*** Extracted entries Section Begins ***

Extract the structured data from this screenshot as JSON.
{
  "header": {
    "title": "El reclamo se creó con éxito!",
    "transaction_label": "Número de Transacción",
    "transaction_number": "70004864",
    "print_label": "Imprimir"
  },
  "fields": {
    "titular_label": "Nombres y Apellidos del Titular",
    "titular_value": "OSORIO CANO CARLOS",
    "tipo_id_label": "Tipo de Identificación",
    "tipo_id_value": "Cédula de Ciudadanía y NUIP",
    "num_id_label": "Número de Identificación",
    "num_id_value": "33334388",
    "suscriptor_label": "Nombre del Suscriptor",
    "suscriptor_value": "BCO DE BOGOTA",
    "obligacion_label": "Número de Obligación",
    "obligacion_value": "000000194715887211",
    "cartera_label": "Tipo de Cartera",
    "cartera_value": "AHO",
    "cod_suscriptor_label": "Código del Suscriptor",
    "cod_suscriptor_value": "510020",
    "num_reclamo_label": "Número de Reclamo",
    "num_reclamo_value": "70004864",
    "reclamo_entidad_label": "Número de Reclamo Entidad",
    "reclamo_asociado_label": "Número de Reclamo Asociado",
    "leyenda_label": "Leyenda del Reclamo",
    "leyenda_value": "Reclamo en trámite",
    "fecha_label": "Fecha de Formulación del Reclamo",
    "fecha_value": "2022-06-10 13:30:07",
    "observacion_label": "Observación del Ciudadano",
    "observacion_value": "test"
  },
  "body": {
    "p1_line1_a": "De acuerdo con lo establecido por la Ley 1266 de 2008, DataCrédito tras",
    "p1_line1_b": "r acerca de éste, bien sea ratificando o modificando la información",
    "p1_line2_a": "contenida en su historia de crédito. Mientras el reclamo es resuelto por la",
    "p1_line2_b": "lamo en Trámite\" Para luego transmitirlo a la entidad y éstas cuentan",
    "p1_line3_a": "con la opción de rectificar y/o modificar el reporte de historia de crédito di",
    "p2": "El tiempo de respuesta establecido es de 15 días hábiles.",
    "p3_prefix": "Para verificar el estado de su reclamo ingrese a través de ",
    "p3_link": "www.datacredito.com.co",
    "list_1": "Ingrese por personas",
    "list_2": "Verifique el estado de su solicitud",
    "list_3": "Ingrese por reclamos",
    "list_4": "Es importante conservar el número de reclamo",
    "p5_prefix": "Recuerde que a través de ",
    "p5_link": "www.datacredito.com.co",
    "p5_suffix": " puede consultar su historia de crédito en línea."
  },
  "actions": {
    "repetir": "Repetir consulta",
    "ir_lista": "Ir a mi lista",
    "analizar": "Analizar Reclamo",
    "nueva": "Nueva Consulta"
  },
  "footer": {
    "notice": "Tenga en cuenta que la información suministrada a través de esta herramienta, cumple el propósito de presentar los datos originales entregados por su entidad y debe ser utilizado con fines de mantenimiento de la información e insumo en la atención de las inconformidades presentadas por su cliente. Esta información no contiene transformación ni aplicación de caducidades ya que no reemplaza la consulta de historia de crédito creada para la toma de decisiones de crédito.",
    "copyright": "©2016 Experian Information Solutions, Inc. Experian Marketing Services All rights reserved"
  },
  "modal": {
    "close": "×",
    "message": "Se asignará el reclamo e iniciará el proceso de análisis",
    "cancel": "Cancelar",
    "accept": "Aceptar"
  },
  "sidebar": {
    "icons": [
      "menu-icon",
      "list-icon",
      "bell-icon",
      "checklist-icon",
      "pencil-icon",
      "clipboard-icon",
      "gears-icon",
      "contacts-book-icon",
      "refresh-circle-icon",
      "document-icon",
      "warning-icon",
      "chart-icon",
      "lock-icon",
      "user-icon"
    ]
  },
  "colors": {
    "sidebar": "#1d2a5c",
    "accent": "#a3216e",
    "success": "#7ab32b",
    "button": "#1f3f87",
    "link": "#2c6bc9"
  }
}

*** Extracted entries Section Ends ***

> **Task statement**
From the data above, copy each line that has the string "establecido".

> **Response for this exercise**
    "p1_line1_a": "De acuerdo con lo establecido por la Ley 1266 de 2008, DataCrédito tras",
    "p2": "El tiempo de respuesta establecido es de 15 días hábiles.",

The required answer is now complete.